Across the world, people today are living longer. People in Spain will live for 86 years on average, slightly higher than Singapore and Switzerland's 85 years, according to a recent study. But what if we could live to 100 years?
After spending a decade researching how to live and work in the age of longevity, I found that this will be a reality for many of us — and soon, 70 will be the new 60. A long life presents many exciting possibilities: more hours to be spent, more opportunities to be grasped and more identities to be explored. Indeed, this will have major implications on how we manage our work lives.
Many of us have been raised on the traditions of a "three-stage" working life:
- Full-time education
- Full-time work
- Full-time retirement

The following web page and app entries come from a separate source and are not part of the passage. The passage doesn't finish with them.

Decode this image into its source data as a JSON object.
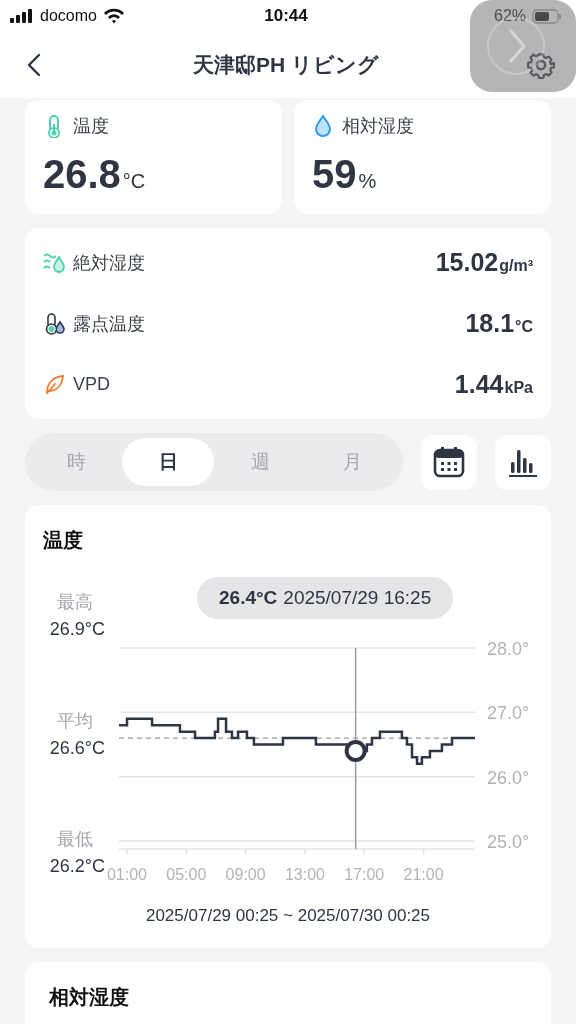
{
  "status_bar": {
    "carrier": "docomo",
    "time": "10:44",
    "battery": "62%"
  },
  "header": {
    "title": "天津邸PH リビング"
  },
  "primary_cards": [
    {
      "kind": "temperature",
      "label": "温度",
      "value": "26.8",
      "unit": "°C"
    },
    {
      "kind": "humidity",
      "label": "相対湿度",
      "value": "59",
      "unit": "%"
    }
  ],
  "metrics": [
    {
      "kind": "absolute_humidity",
      "label": "絶対湿度",
      "value": "15.02",
      "unit": "g/m³"
    },
    {
      "kind": "dew_point",
      "label": "露点温度",
      "value": "18.1",
      "unit": "°C"
    },
    {
      "kind": "vpd",
      "label": "VPD",
      "value": "1.44",
      "unit": "kPa"
    }
  ],
  "period_tabs": [
    {
      "label": "時",
      "selected": false
    },
    {
      "label": "日",
      "selected": true
    },
    {
      "label": "週",
      "selected": false
    },
    {
      "label": "月",
      "selected": false
    }
  ],
  "temperature_chart": {
    "stats": [
      {
        "label": "最高",
        "value": "26.9°C"
      },
      {
        "label": "平均",
        "value": "26.6°C"
      },
      {
        "label": "最低",
        "value": "26.2°C"
      }
    ],
    "range": "2025/07/29 00:25 ~ 2025/07/30 00:25",
    "chart_data": {
      "type": "line",
      "title": "温度",
      "x": [
        0.46,
        1,
        1,
        2.69,
        2.69,
        4.57,
        4.57,
        5.59,
        5.59,
        6.93,
        6.93,
        7.14,
        7.14,
        7.68,
        7.68,
        8.08,
        8.08,
        8.49,
        8.49,
        9.09,
        9.09,
        9.56,
        9.56,
        11.52,
        11.52,
        13.74,
        13.74,
        15.83,
        15.83,
        17.18,
        17.18,
        17.52,
        17.52,
        18.06,
        18.06,
        19.54,
        19.54,
        19.88,
        19.88,
        20.22,
        20.22,
        20.56,
        20.56,
        20.89,
        20.89,
        21.43,
        21.43,
        22.24,
        22.24,
        22.92,
        22.92,
        24.47
      ],
      "series": [
        {
          "color": "#2f3542",
          "values": [
            26.8,
            26.8,
            26.9,
            26.9,
            26.8,
            26.8,
            26.7,
            26.7,
            26.6,
            26.6,
            26.7,
            26.7,
            26.9,
            26.9,
            26.7,
            26.7,
            26.6,
            26.6,
            26.7,
            26.7,
            26.6,
            26.6,
            26.5,
            26.5,
            26.6,
            26.6,
            26.5,
            26.5,
            26.4,
            26.4,
            26.5,
            26.5,
            26.6,
            26.6,
            26.7,
            26.7,
            26.6,
            26.6,
            26.5,
            26.5,
            26.3,
            26.3,
            26.2,
            26.2,
            26.3,
            26.3,
            26.4,
            26.4,
            26.5,
            26.5,
            26.6,
            26.6
          ]
        }
      ],
      "xlim": [
        0.46,
        24.47
      ],
      "ylim": [
        25,
        28
      ],
      "xticks": [
        {
          "value": 1,
          "label": "01:00"
        },
        {
          "value": 5,
          "label": "05:00"
        },
        {
          "value": 9,
          "label": "09:00"
        },
        {
          "value": 13,
          "label": "13:00"
        },
        {
          "value": 17,
          "label": "17:00"
        },
        {
          "value": 21,
          "label": "21:00"
        }
      ],
      "yticks": [
        {
          "value": 25,
          "label": "25.0°"
        },
        {
          "value": 26,
          "label": "26.0°"
        },
        {
          "value": 27,
          "label": "27.0°"
        },
        {
          "value": 28,
          "label": "28.0°"
        }
      ],
      "ref_lines": [
        {
          "axis": "y",
          "value": 26.6
        },
        {
          "axis": "x",
          "value": 16.42
        }
      ]
    },
    "tooltip": {
      "value": "26.4°C",
      "time": "2025/07/29 16:25"
    }
  },
  "next_section": {
    "title": "相対湿度"
  }
}
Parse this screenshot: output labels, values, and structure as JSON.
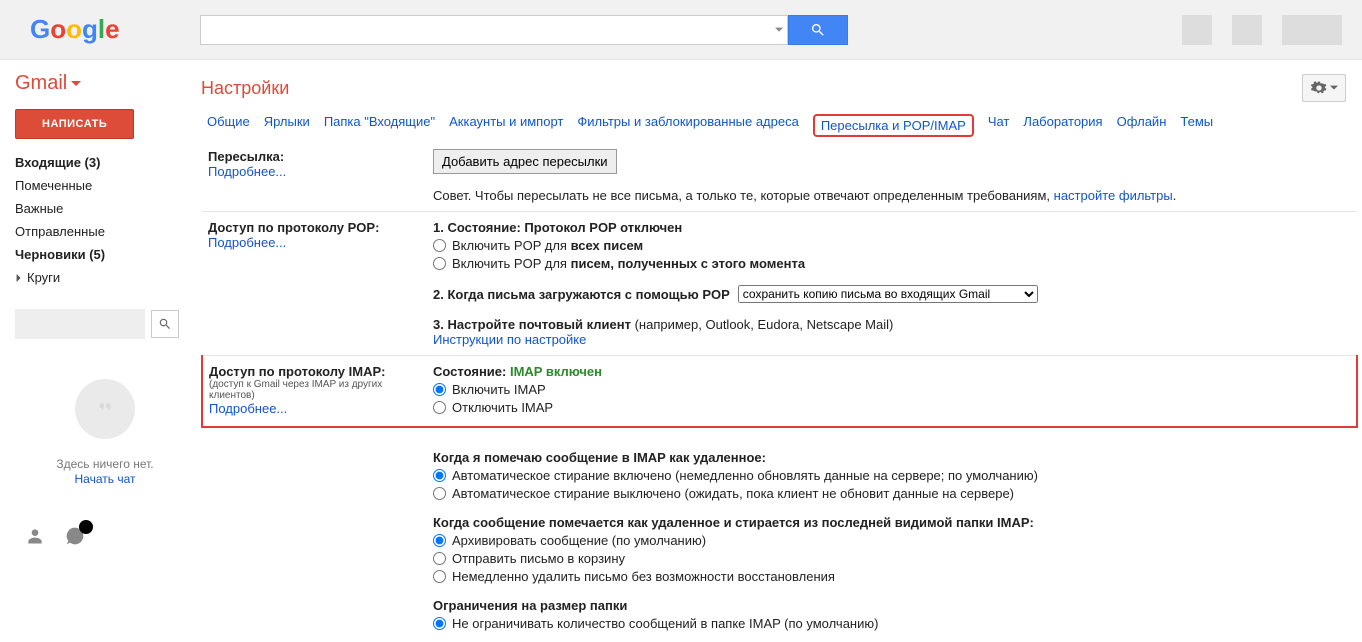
{
  "search": {
    "placeholder": ""
  },
  "sidebar": {
    "gmail_label": "Gmail",
    "compose": "НАПИСАТЬ",
    "items": [
      {
        "label": "Входящие (3)",
        "bold": true
      },
      {
        "label": "Помеченные"
      },
      {
        "label": "Важные"
      },
      {
        "label": "Отправленные"
      },
      {
        "label": "Черновики (5)",
        "bold": true
      },
      {
        "label": "Круги",
        "collapsible": true
      }
    ],
    "hangouts_empty": "Здесь ничего нет.",
    "hangouts_start": "Начать чат"
  },
  "main": {
    "title": "Настройки",
    "tabs": [
      "Общие",
      "Ярлыки",
      "Папка \"Входящие\"",
      "Аккаунты и импорт",
      "Фильтры и заблокированные адреса",
      "Пересылка и POP/IMAP",
      "Чат",
      "Лаборатория",
      "Офлайн",
      "Темы"
    ],
    "active_tab_index": 5,
    "forwarding": {
      "title": "Пересылка:",
      "more": "Подробнее...",
      "add_button": "Добавить адрес пересылки",
      "tip_prefix": "Совет. Чтобы пересылать не все письма, а только те, которые отвечают определенным требованиям, ",
      "tip_link": "настройте фильтры",
      "tip_suffix": "."
    },
    "pop": {
      "title": "Доступ по протоколу POP:",
      "more": "Подробнее...",
      "status_label": "1. Состояние: ",
      "status_value": "Протокол POP отключен",
      "enable_all_prefix": "Включить POP для ",
      "enable_all_bold": "всех писем",
      "enable_now_prefix": "Включить POP для ",
      "enable_now_bold": "писем, полученных с этого момента",
      "download_label": "2. Когда письма загружаются с помощью POP",
      "download_select": "сохранить копию письма во входящих Gmail",
      "configure_label": "3. Настройте почтовый клиент",
      "configure_example": " (например, Outlook, Eudora, Netscape Mail)",
      "configure_link": "Инструкции по настройке"
    },
    "imap": {
      "title": "Доступ по протоколу IMAP:",
      "subtitle": "(доступ к Gmail через IMAP из других клиентов)",
      "more": "Подробнее...",
      "status_label": "Состояние: ",
      "status_value": "IMAP включен",
      "enable": "Включить IMAP",
      "disable": "Отключить IMAP",
      "delete_heading": "Когда я помечаю сообщение в IMAP как удаленное:",
      "auto_on": "Автоматическое стирание включено (немедленно обновлять данные на сервере; по умолчанию)",
      "auto_off": "Автоматическое стирание выключено (ожидать, пока клиент не обновит данные на сервере)",
      "expunge_heading": "Когда сообщение помечается как удаленное и стирается из последней видимой папки IMAP:",
      "archive": "Архивировать сообщение (по умолчанию)",
      "trash": "Отправить письмо в корзину",
      "delete_now": "Немедленно удалить письмо без возможности восстановления",
      "folder_heading": "Ограничения на размер папки",
      "folder_nolimit": "Не ограничивать количество сообщений в папке IMAP (по умолчанию)"
    }
  }
}
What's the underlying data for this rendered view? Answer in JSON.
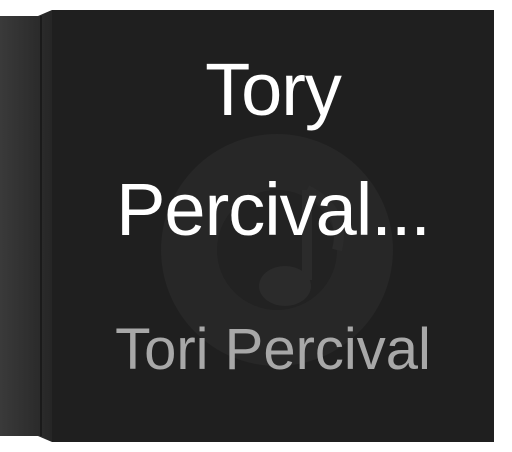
{
  "album_art": {
    "title_line1": "Tory",
    "title_line2": "Percival...",
    "artist": "Tori Percival",
    "placeholder_icon": "music-note-icon",
    "colors": {
      "background": "#1f1f1f",
      "title": "#ffffff",
      "artist": "#a8a8a8",
      "spine": "#333333"
    }
  }
}
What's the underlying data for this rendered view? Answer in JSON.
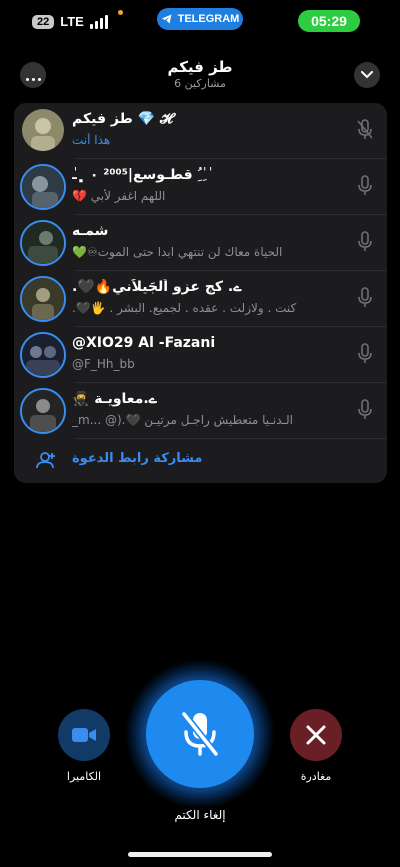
{
  "status_bar": {
    "battery": "22",
    "carrier": "LTE",
    "app_pill": "TELEGRAM",
    "time": "05:29"
  },
  "header": {
    "title": "طز فيكم",
    "subtitle": "6 مشاركين"
  },
  "participants": [
    {
      "name": "𝓗 💎 طز فيكم",
      "status": "هذا أنت",
      "status_style": "you",
      "mic": "muted"
    },
    {
      "name": "ٰ ِٰ ُِٰ قطـوسع|²⁰⁰⁵ ۰ ﮼ـٰ",
      "status": "اللهم اغفر لأبي 💔",
      "mic": "on"
    },
    {
      "name": "شمـه",
      "status": "الحياة معاك لن تنتهي ابدا حتى الموت♾💚",
      "mic": "on"
    },
    {
      "name": "ے. كج عزو اَلجَيلاَني🔥🖤.",
      "status": "كنت . ولازلت . عقده . لجميع. البشر . 🖐🖤.",
      "mic": "on"
    },
    {
      "name": "@XIO29 Al -Fazani",
      "status": "@F_Hh_bb",
      "mic": "on",
      "ltr": true
    },
    {
      "name": "ے.معاويـة 🥷",
      "status": "الـدنـيا متعطيش راجـل مرتيـن 🖤.(@ ...m_",
      "mic": "on"
    }
  ],
  "invite": {
    "label": "مشاركة رابط الدعوة"
  },
  "controls": {
    "camera_label": "الكاميرا",
    "unmute_label": "إلغاء الكتم",
    "leave_label": "مغادرة"
  },
  "colors": {
    "accent": "#3a8df0",
    "mute_button": "#1e8af0",
    "leave_button": "#6a1f26",
    "camera_button": "#123a66",
    "time_pill": "#2ecc40",
    "app_pill": "#1f7fe0"
  },
  "icons": {
    "more": "more-icon",
    "collapse": "chevron-down-icon",
    "mic": "mic-icon",
    "mic_off": "mic-off-icon",
    "camera": "video-camera-icon",
    "close": "close-icon",
    "invite": "add-user-icon",
    "telegram": "telegram-icon"
  }
}
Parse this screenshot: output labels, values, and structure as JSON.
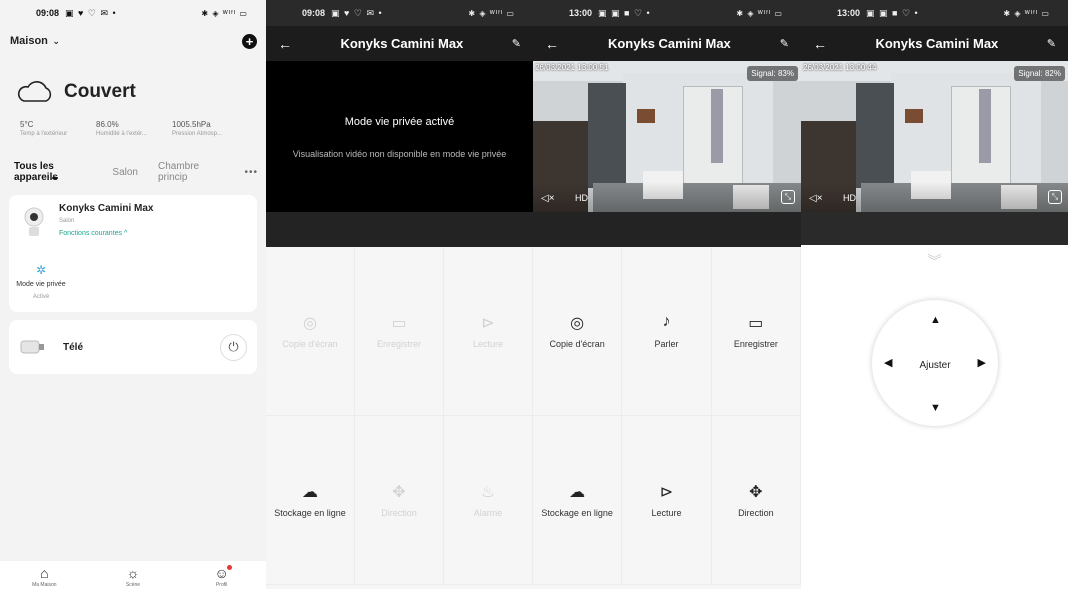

But as we live longer, it's becoming clear that a three-stage life can feel uncomfortable and no longer fit for purpose. Already, by the end of a traditional 40-year career, the skills and knowledge built at the start are substantially eroded. Imagine this erosion over a working life that spans 50 or 60 years.